Nonetheless, the album arrives below a cloud of controversy, with Murphy criticised on-line in current weeks for feedback in regards to the trans neighborhood and her opposition to puberty blockers. The stance felt significantly bruising for the queer core of her fanbase, and at odds together with her earlier unwavering assist of the neighborhood. “I ought to’ve recognized that I used to be stepping out of line,” she stated in response. “For these of you who’re leaving me, or have already left, I perceive, I actually do, however please know I’ve beloved each one in all you.” It has since been reported that her label Ninja Tune are set to proceed with the album’s launch whereas not actively selling it.
Like its predecessor, ‘Hit Parade’ emerged from a long-running team-up with an acclaimed underground producer – on this case, German techno wizard DJ Koze. Murphy recorded a few tracks for his excellently eccentric 2018 album ‘Knock Knock’ and, maybe unsurprisingly, contemplating her personal oddball musical tendencies, discovered a kindred spirit. We’re speaking, in spite of everything, in regards to the girl who left chart-botherers Moloko to make her 2005 solo debut ‘Ruby Blue’, a supremely bizarre concoction of crank-jazz and flatulent beats that reportedly featured ‘brass mice’ (us neither).
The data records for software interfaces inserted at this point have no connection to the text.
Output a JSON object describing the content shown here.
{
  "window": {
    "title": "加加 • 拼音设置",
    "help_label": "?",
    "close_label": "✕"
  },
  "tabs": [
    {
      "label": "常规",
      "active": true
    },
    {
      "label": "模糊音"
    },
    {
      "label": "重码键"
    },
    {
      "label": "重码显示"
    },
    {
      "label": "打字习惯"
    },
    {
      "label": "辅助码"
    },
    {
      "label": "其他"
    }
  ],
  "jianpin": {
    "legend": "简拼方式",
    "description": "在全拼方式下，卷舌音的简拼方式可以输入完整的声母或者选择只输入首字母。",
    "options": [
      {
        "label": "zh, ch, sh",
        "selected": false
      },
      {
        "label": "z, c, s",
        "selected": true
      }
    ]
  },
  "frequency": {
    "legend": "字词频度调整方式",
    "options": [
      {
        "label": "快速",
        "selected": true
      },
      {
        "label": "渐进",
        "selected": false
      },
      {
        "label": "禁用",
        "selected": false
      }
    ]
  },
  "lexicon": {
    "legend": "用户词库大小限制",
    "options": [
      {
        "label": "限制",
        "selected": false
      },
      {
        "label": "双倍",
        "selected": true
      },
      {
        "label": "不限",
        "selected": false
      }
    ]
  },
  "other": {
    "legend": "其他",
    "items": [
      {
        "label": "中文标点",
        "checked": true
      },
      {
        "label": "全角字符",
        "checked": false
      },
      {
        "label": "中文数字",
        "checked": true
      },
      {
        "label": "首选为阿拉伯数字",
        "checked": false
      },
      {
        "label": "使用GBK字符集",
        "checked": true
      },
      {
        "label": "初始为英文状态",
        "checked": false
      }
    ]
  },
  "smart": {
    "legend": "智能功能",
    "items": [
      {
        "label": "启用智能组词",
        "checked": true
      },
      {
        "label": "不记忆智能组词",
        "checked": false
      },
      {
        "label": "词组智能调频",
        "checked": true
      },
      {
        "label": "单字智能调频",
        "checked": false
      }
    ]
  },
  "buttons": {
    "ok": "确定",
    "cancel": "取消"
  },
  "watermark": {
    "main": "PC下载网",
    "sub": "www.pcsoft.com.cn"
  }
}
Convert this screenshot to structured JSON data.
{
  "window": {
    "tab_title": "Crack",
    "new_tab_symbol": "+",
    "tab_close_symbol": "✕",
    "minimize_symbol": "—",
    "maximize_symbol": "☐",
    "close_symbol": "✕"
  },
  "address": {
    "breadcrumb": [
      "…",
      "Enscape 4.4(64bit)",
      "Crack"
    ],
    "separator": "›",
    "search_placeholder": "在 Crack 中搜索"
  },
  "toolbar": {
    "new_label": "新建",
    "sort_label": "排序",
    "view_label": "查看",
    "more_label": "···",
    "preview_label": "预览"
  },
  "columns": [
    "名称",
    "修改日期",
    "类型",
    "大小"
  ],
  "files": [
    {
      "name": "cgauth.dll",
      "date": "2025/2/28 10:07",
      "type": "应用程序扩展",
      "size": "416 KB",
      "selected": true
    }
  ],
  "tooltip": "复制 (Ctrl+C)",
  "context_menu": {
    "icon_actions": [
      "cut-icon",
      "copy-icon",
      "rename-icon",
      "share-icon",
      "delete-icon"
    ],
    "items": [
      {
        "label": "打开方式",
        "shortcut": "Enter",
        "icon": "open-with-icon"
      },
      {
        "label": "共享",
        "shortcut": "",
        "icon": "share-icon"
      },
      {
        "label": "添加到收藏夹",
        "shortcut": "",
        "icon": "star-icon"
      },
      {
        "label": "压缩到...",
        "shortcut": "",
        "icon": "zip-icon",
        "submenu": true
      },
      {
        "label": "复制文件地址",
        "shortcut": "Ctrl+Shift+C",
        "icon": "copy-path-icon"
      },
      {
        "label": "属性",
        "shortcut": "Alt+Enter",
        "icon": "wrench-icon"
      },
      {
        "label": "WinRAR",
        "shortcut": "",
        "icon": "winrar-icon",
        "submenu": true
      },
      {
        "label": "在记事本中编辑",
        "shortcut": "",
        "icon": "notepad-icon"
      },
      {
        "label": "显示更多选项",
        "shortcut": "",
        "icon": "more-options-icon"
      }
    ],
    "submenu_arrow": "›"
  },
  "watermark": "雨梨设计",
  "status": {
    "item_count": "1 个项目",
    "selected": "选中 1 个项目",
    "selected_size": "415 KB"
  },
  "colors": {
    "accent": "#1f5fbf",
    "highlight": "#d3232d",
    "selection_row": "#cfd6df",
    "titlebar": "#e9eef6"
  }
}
Album six isn’t fairly that bizarre – certainly, its tongue-in-cheek title is derived from Koze’s jokey promise that he would take Murphy to the highest of the ‘Hit Parade’ – however does function by way of its personal inside logic, as is maybe becoming of a document that was pieced collectively remotely over various years. On the one hand, that is accessible alt-pop that drifts from beautiful, featherweight soul (early single ‘CooCool’) to intoxicating dancefloor euphoria (‘Free Will’) and crackly electro balladry (‘The Universe’).
On the opposite, it’s punctuated by in-joke skits akin to ‘Loopy Ants Shock’, which sees Murphy play a disco-damaged occasion monster: “We needed a sure DJ and the DJ wasn’t there and we had been, like, ‘Oh, this isn’t what we had been, like, signed up for…?’” This advanced puzzle of a document can also be studded with refined allusions to mortality, a motif Murphy has stated was influenced by her late father, who sadly died from Parkinson’s Illness after it was accomplished.
That emotionally charged theme involves the fore with standout monitor ‘Fader’, a very transcendent large beat weepie on which Murphy recounts the defiant mantra: “Off to fulfill my maker / Once I’m good and prepared”. It’s a line that maybe holds the important thing to ‘Hit Parade’, a playful document imbued with a way of thriller and occasional glimpses of autobiography, slowly revealing itself because the cracked mirror picture of ‘Róisín Machine’’s bruised optimism.
Launch date: September 8
Report label: Nina Tune